Input data —
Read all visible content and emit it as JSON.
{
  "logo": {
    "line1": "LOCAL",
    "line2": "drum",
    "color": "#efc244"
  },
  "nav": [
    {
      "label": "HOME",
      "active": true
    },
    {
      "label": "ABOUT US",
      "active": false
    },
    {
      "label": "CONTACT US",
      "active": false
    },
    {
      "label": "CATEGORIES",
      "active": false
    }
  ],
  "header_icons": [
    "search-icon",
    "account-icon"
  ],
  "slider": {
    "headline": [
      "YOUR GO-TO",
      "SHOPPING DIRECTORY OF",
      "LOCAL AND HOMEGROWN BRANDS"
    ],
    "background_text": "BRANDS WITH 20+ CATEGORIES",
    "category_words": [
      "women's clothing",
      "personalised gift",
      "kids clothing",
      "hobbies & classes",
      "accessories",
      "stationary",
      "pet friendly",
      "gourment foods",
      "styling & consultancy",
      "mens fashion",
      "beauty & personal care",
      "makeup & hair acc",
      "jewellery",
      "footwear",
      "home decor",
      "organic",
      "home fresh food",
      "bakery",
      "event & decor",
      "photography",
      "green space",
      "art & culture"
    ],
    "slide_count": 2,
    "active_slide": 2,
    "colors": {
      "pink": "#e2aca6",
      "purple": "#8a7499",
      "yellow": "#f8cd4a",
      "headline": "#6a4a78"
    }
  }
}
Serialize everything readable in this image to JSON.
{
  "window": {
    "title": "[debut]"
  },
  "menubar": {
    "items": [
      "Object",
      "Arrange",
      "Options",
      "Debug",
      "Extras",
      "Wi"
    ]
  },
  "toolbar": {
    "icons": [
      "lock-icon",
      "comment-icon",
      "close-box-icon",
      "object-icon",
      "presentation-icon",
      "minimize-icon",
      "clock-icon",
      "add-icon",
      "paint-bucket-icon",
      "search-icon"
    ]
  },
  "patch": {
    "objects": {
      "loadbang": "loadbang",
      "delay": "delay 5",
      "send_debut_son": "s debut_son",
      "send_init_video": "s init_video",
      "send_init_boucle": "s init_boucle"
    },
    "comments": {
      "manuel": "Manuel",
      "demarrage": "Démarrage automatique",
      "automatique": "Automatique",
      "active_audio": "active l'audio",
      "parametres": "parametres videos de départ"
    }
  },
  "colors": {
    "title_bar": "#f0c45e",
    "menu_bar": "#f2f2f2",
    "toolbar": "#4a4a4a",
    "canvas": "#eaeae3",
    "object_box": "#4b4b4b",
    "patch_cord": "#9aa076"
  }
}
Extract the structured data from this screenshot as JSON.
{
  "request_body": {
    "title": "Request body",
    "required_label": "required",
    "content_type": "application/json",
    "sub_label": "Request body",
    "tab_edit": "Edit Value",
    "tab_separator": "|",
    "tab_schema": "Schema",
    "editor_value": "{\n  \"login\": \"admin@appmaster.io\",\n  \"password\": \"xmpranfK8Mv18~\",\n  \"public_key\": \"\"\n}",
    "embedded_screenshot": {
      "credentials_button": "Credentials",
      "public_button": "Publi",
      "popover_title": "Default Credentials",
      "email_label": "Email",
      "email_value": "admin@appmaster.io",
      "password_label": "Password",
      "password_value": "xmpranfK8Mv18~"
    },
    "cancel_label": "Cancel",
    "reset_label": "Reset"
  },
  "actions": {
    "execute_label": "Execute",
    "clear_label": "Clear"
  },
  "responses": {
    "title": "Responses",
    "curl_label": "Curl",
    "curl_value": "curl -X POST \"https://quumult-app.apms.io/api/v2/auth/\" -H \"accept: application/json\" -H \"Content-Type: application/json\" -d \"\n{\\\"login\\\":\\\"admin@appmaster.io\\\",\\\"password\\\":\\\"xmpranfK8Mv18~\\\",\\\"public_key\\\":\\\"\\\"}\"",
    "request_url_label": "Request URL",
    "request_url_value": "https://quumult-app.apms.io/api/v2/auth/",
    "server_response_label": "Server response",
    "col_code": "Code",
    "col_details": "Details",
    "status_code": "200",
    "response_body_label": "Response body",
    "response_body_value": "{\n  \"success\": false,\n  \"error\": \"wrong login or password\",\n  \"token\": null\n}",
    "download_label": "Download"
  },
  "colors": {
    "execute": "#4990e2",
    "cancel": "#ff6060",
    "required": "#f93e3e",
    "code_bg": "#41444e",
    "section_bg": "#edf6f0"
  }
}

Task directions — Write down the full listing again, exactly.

Result of this exercise —
Read all visible content and emit it as JSON.
{
  "logo": {
    "line1": "LOCAL",
    "line2": "drum",
    "color": "#efc244"
  },
  "nav": [
    {
      "label": "HOME",
      "active": true
    },
    {
      "label": "ABOUT US",
      "active": false
    },
    {
      "label": "CONTACT US",
      "active": false
    },
    {
      "label": "CATEGORIES",
      "active": false
    }
  ],
  "header_icons": [
    "search-icon",
    "account-icon"
  ],
  "slider": {
    "headline": [
      "YOUR GO-TO",
      "SHOPPING DIRECTORY OF",
      "LOCAL AND HOMEGROWN BRANDS"
    ],
    "background_text": "BRANDS WITH 20+ CATEGORIES",
    "category_words": [
      "women's clothing",
      "personalised gift",
      "kids clothing",
      "hobbies & classes",
      "accessories",
      "stationary",
      "pet friendly",
      "gourment foods",
      "styling & consultancy",
      "mens fashion",
      "beauty & personal care",
      "makeup & hair acc",
      "jewellery",
      "footwear",
      "home decor",
      "organic",
      "home fresh food",
      "bakery",
      "event & decor",
      "photography",
      "green space",
      "art & culture"
    ],
    "slide_count": 2,
    "active_slide": 2,
    "colors": {
      "pink": "#e2aca6",
      "purple": "#8a7499",
      "yellow": "#f8cd4a",
      "headline": "#6a4a78"
    }
  }
}
Serialize everything readable in this image to JSON.
{
  "window": {
    "title": "[debut]"
  },
  "menubar": {
    "items": [
      "Object",
      "Arrange",
      "Options",
      "Debug",
      "Extras",
      "Wi"
    ]
  },
  "toolbar": {
    "icons": [
      "lock-icon",
      "comment-icon",
      "close-box-icon",
      "object-icon",
      "presentation-icon",
      "minimize-icon",
      "clock-icon",
      "add-icon",
      "paint-bucket-icon",
      "search-icon"
    ]
  },
  "patch": {
    "objects": {
      "loadbang": "loadbang",
      "delay": "delay 5",
      "send_debut_son": "s debut_son",
      "send_init_video": "s init_video",
      "send_init_boucle": "s init_boucle"
    },
    "comments": {
      "manuel": "Manuel",
      "demarrage": "Démarrage automatique",
      "automatique": "Automatique",
      "active_audio": "active l'audio",
      "parametres": "parametres videos de départ"
    }
  },
  "colors": {
    "title_bar": "#f0c45e",
    "menu_bar": "#f2f2f2",
    "toolbar": "#4a4a4a",
    "canvas": "#eaeae3",
    "object_box": "#4b4b4b",
    "patch_cord": "#9aa076"
  }
}
Extract the structured data from this screenshot as JSON.
{
  "request_body": {
    "title": "Request body",
    "required_label": "required",
    "content_type": "application/json",
    "sub_label": "Request body",
    "tab_edit": "Edit Value",
    "tab_separator": "|",
    "tab_schema": "Schema",
    "editor_value": "{\n  \"login\": \"admin@appmaster.io\",\n  \"password\": \"xmpranfK8Mv18~\",\n  \"public_key\": \"\"\n}",
    "embedded_screenshot": {
      "credentials_button": "Credentials",
      "public_button": "Publi",
      "popover_title": "Default Credentials",
      "email_label": "Email",
      "email_value": "admin@appmaster.io",
      "password_label": "Password",
      "password_value": "xmpranfK8Mv18~"
    },
    "cancel_label": "Cancel",
    "reset_label": "Reset"
  },
  "actions": {
    "execute_label": "Execute",
    "clear_label": "Clear"
  },
  "responses": {
    "title": "Responses",
    "curl_label": "Curl",
    "curl_value": "curl -X POST \"https://quumult-app.apms.io/api/v2/auth/\" -H \"accept: application/json\" -H \"Content-Type: application/json\" -d \"\n{\\\"login\\\":\\\"admin@appmaster.io\\\",\\\"password\\\":\\\"xmpranfK8Mv18~\\\",\\\"public_key\\\":\\\"\\\"}\"",
    "request_url_label": "Request URL",
    "request_url_value": "https://quumult-app.apms.io/api/v2/auth/",
    "server_response_label": "Server response",
    "col_code": "Code",
    "col_details": "Details",
    "status_code": "200",
    "response_body_label": "Response body",
    "response_body_value": "{\n  \"success\": false,\n  \"error\": \"wrong login or password\",\n  \"token\": null\n}",
    "download_label": "Download"
  },
  "colors": {
    "execute": "#4990e2",
    "cancel": "#ff6060",
    "required": "#f93e3e",
    "code_bg": "#41444e",
    "section_bg": "#edf6f0"
  }
}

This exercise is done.